"Having recognized a standard of scratch play, the handicap committee can, if they think it convenient, convert this idea into figures. If they do so, they will find that a real scratch player, playing well, but not abnormally, will do a score worse than par, but considerably better than bogey as it is usually reckoned. People may tell me that bogey is an even match for a scratch player. But, as a matter of fact, bogey on most courses would fall an easy victim to a scratch player of the St. Andrews standard. Such players are very much rarer than most English golfers suppose. Also, bogey plays a very indifferent game on most courses.

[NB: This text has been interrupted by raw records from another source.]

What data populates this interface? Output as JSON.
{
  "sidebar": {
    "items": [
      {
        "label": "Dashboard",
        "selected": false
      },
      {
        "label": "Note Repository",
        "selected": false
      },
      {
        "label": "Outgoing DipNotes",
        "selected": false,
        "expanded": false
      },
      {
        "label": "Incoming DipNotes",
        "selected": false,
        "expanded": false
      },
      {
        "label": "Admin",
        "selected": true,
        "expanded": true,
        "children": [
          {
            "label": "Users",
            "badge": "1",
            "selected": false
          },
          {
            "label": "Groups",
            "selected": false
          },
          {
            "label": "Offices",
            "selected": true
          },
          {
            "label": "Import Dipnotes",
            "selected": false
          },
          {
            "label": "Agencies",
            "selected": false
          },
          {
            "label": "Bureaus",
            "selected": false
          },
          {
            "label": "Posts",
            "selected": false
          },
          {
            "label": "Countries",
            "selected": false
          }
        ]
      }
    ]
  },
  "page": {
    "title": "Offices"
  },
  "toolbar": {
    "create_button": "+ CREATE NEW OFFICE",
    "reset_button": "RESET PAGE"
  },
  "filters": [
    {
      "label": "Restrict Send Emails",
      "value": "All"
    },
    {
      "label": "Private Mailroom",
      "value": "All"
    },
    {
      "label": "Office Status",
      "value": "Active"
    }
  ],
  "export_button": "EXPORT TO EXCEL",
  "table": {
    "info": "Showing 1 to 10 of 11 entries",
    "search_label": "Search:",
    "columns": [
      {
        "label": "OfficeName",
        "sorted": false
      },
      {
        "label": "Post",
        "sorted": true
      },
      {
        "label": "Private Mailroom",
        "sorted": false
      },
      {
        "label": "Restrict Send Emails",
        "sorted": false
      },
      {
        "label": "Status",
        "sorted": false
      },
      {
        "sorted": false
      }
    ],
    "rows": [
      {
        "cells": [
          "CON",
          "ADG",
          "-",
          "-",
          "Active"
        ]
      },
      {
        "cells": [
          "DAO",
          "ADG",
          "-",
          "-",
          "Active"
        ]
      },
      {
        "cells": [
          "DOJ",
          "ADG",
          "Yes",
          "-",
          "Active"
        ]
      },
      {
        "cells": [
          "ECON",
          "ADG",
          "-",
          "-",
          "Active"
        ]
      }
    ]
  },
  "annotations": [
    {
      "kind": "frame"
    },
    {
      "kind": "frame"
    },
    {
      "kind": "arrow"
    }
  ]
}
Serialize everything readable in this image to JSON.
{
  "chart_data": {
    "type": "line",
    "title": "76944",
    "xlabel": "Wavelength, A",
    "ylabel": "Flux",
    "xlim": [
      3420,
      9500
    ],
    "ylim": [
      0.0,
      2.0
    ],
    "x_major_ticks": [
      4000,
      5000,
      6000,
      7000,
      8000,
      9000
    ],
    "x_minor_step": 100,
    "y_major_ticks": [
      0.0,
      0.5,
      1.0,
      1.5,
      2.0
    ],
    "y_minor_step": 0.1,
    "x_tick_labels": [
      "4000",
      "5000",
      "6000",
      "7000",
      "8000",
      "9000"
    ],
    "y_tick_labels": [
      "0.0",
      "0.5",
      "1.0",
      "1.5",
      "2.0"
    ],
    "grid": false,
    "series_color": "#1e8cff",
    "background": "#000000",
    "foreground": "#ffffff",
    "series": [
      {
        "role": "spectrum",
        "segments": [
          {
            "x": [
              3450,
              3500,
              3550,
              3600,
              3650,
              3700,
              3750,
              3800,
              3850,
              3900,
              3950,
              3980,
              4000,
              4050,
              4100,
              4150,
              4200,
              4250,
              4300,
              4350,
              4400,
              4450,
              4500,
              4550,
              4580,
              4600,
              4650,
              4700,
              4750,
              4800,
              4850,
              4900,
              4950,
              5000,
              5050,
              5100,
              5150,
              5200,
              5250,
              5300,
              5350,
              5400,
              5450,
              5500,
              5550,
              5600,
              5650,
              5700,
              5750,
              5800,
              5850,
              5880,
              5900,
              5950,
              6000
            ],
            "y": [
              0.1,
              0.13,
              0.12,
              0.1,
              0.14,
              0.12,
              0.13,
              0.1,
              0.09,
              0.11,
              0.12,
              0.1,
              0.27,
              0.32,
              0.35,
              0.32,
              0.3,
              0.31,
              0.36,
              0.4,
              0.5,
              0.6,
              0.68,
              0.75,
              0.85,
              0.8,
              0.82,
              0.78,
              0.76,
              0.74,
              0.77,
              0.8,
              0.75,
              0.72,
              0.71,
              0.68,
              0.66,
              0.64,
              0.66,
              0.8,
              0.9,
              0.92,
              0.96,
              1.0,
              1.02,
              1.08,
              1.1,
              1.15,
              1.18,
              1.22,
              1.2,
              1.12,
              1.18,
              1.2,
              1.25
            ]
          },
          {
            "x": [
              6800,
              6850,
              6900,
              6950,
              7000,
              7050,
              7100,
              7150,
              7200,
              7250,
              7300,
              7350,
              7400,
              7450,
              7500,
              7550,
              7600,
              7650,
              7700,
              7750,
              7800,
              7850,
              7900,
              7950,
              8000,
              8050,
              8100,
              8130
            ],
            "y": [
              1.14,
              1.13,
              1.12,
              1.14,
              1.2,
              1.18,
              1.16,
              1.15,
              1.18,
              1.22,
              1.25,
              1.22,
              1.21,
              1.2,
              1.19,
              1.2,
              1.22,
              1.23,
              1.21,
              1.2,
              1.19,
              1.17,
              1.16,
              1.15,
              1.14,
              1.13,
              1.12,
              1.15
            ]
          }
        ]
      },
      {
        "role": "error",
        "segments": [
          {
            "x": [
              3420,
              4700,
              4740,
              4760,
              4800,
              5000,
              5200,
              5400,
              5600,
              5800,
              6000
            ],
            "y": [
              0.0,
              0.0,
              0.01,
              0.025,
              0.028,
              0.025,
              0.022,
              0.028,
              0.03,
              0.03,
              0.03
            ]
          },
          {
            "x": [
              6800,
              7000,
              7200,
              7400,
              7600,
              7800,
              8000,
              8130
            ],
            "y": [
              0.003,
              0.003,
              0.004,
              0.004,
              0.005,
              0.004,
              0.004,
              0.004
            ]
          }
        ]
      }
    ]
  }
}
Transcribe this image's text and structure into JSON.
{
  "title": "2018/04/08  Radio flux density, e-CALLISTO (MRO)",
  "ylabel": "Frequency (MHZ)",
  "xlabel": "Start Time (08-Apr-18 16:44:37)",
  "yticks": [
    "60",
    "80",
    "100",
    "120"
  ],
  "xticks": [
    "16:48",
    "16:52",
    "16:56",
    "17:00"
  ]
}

"In handicapping on this scratch basis, it must be clearly understood that wind and weather must be taken into consideration. And it must be also understood that players should have their handicaps increased or reduced on any reliable evidence which the handicapping committee can obtain; and not only on the evidence afforded by returns in medal competitions. One of the chief objects in handicapping is to make it easy for people who are arranging matches with one another, though this fact is sometimes obscured by the present blight of medal play.
"Reverting for the moment to the differences between par, scratch and bogey, I should point out that a par score is a score made by perfect play without flukes. The scratch player does not play perfectly though he may counterbalance some. Nobody knows how bogey scores, but in most of his scores he makes a large number of indifferent strokes. And if a man who can halve with bogey under normal conditions is to be called a scratch player, he will be a (problem) if he ever wanders out of his own class.
"Let me repeat that no standardization is possible, if by that word it is recant that a 5 handicap man on one course will play a 5 handicap game on all others. And this is so from the very simple reach than a scratch player can give a 5 handicap man more on a long and difficult course than he can on a short and easy one."
The trend of the argument seems to be against the scratch score in use for general handicapping. Massachusetts is premier in many ways, must join in the procession.